How much would you pay to use your favorite apps, if a subscription fee were required?
That question became more or a point of focus last year, when people started suggesting options as to how Facebook could build an alternate business model to advertising, in order to keep user privacy more secure. If Facebook's didn't need to use your insights for ad targeting, people wouldn't need to be so concerned about potential misuse, right?
Facebook CEO Mark Zuckerberg has repeatedly dismissed that notion, saying that Facebook will always remain free to use - meaning ad-funded - but if you did have to pay a subscription fee, how much would be a reasonable amount? What would you pay to subscribe to YouTube or Google Maps? What about Instagram or Snapchat?

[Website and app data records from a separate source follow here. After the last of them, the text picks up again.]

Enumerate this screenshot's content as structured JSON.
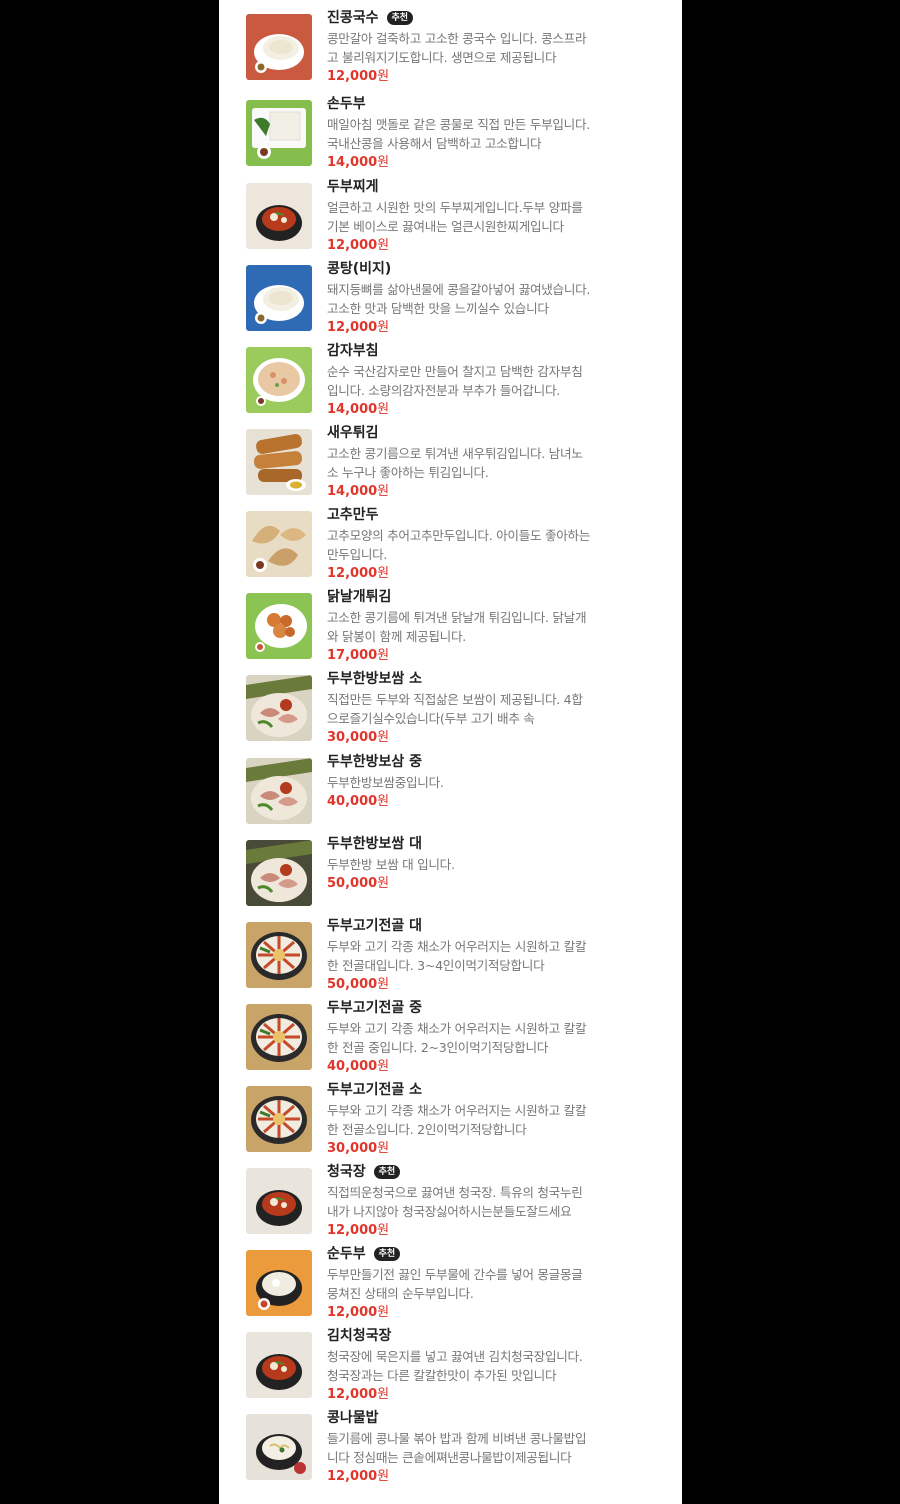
{
  "currency": "원",
  "badge_label": "추천",
  "items": [
    {
      "name": "진콩국수",
      "badge": true,
      "desc": [
        "콩만갈아 걸죽하고 고소한 콩국수 입니다. 콩스프라",
        "고 불리워지기도합니다. 생면으로 제공됩니다"
      ],
      "price": "12,000",
      "thumb": {
        "bg": "#c9593f",
        "dish": "bowl-white"
      }
    },
    {
      "name": "손두부",
      "badge": false,
      "desc": [
        "매일아침 맷돌로 같은 콩물로 직접 만든 두부입니다.",
        "국내산콩을 사용해서 담백하고 고소합니다"
      ],
      "price": "14,000",
      "thumb": {
        "bg": "#86be4e",
        "dish": "tofu"
      }
    },
    {
      "name": "두부찌게",
      "badge": false,
      "desc": [
        "얼큰하고 시원한 맛의 두부찌게입니다.두부 양파를",
        "기본 베이스로 끓여내는 얼큰시원한찌게입니다"
      ],
      "price": "12,000",
      "thumb": {
        "bg": "#ede6dc",
        "dish": "pot-red"
      }
    },
    {
      "name": "콩탕(비지)",
      "badge": false,
      "desc": [
        "돼지등뼈를 삶아낸물에 콩을갈아넣어 끓여냈습니다.",
        "고소한 맛과 담백한 맛을 느끼실수 있습니다"
      ],
      "price": "12,000",
      "thumb": {
        "bg": "#2f6bb5",
        "dish": "bowl-white"
      }
    },
    {
      "name": "감자부침",
      "badge": false,
      "desc": [
        "순수 국산감자로만 만들어 찰지고 담백한 감자부침",
        "입니다. 소량의감자전분과 부추가 들어갑니다."
      ],
      "price": "14,000",
      "thumb": {
        "bg": "#9acb5c",
        "dish": "pancake"
      }
    },
    {
      "name": "새우튀김",
      "badge": false,
      "desc": [
        "고소한 콩기름으로 튀겨낸 새우튀김입니다. 남녀노",
        "소 누구나 좋아하는 튀김입니다."
      ],
      "price": "14,000",
      "thumb": {
        "bg": "#e8e2d6",
        "dish": "fried"
      }
    },
    {
      "name": "고추만두",
      "badge": false,
      "desc": [
        "고추모양의 추어고추만두입니다. 아이들도 좋아하는",
        "만두입니다."
      ],
      "price": "12,000",
      "thumb": {
        "bg": "#e9dcc4",
        "dish": "dumpling"
      }
    },
    {
      "name": "닭날개튀김",
      "badge": false,
      "desc": [
        "고소한 콩기름에 튀겨낸 닭날개 튀김입니다. 닭날개",
        "와 닭봉이 함께 제공됩니다."
      ],
      "price": "17,000",
      "thumb": {
        "bg": "#8cc454",
        "dish": "wings"
      }
    },
    {
      "name": "두부한방보쌈 소",
      "badge": false,
      "desc": [
        "직접만든 두부와 직접삶은 보쌈이 제공됩니다. 4합",
        "으로즐기실수있습니다(두부 고기 배추 속"
      ],
      "price": "30,000",
      "thumb": {
        "bg": "#d9d3c2",
        "dish": "platter"
      }
    },
    {
      "name": "두부한방보삼 중",
      "badge": false,
      "desc": [
        "두부한방보쌈중입니다."
      ],
      "price": "40,000",
      "thumb": {
        "bg": "#d9d3c2",
        "dish": "platter"
      }
    },
    {
      "name": "두부한방보쌈 대",
      "badge": false,
      "desc": [
        "두부한방 보쌈 대 입니다."
      ],
      "price": "50,000",
      "thumb": {
        "bg": "#4a4a38",
        "dish": "platter"
      }
    },
    {
      "name": "두부고기전골 대",
      "badge": false,
      "desc": [
        "두부와 고기 각종 채소가 어우러지는 시원하고 칼칼",
        "한 전골대입니다. 3~4인이먹기적당합니다"
      ],
      "price": "50,000",
      "thumb": {
        "bg": "#c8a468",
        "dish": "hotpot"
      }
    },
    {
      "name": "두부고기전골 중",
      "badge": false,
      "desc": [
        "두부와 고기 각종 채소가 어우러지는 시원하고 칼칼",
        "한 전골 중입니다. 2~3인이먹기적당합니다"
      ],
      "price": "40,000",
      "thumb": {
        "bg": "#c8a468",
        "dish": "hotpot"
      }
    },
    {
      "name": "두부고기전골 소",
      "badge": false,
      "desc": [
        "두부와 고기 각종 채소가 어우러지는 시원하고 칼칼",
        "한 전골소입니다. 2인이먹기적당합니다"
      ],
      "price": "30,000",
      "thumb": {
        "bg": "#c8a468",
        "dish": "hotpot"
      }
    },
    {
      "name": "청국장",
      "badge": true,
      "desc": [
        "직접띄운청국으로 끓여낸 청국장. 특유의 청국누린",
        "내가 나지않아 청국장싫어하시는분들도잘드세요"
      ],
      "price": "12,000",
      "thumb": {
        "bg": "#e9e4dc",
        "dish": "pot-red"
      }
    },
    {
      "name": "순두부",
      "badge": true,
      "desc": [
        "두부만들기전 끓인 두부물에 간수를 넣어 몽글몽글",
        "뭉쳐진 상태의 순두부입니다."
      ],
      "price": "12,000",
      "thumb": {
        "bg": "#eb9b3c",
        "dish": "pot-white"
      }
    },
    {
      "name": "김치청국장",
      "badge": false,
      "desc": [
        "청국장에 묵은지를 넣고 끓여낸 김치청국장입니다.",
        "청국장과는 다른 칼칼한맛이 추가된 맛입니다"
      ],
      "price": "12,000",
      "thumb": {
        "bg": "#e9e4dc",
        "dish": "pot-red"
      }
    },
    {
      "name": "콩나물밥",
      "badge": false,
      "desc": [
        "들기름에 콩나물 볶아 밥과 함께 비벼낸 콩나물밥입",
        "니다 정심때는 큰솥에쪄낸콩나물밥이제공됩니다"
      ],
      "price": "12,000",
      "thumb": {
        "bg": "#e6e2da",
        "dish": "pot-rice"
      }
    }
  ]
}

To glean more insight into this, the team from McGuffin Group recently surveyed 2,000 app users to get some insights into what they believe would be a reasonable price to pay for a subscription to their favorite apps.
And the results highlight some interesting findings.
As you can see, YouTube is the app users would pay the most to subscribe to, at more than $4 per month, followed by Google Maps and Drive. Facebook came in fourth - though interestingly, Facebook was also the app that the fewest users would be willing to pay to use.
Of particular note here is the question of utility versus recreation. As you can see, LinkedIn comes in at a higher potential price point than Instagram, Snapchat or Twitter, which likely reflects the real-world value of the platform as a job-seeking and professional networking tool. Meanwhile, WhatsApp has the highest amount of users who'd been willing to pay to use it, which underlines its value as a connective utility.
McGuffin's researchers also note that women would pay 20% more than men for Google Maps, Facebook and Pinterest, while Millennials would pay 78% more for Instagram than baby boomers.
Of course, each of the results will be relative to the specifics of the user group you ask - but at 2,000 respondents, these are likely indicative numbers. The trends here would be reflective of broader usage, at least in some capacity.
It's definitely an interesting consideration - if you had to actually pay, which apps and tools would provide the most value and benefit in your day to day life? Placing a monetary value on each would certainly make you question your usage, and how you can derive the most benefit.
There's no indication from any of these platforms that the would ever implement such charges, but as an experiment, even in your own usage, it's interesting to consider.
You can check out McGuffin's full report here.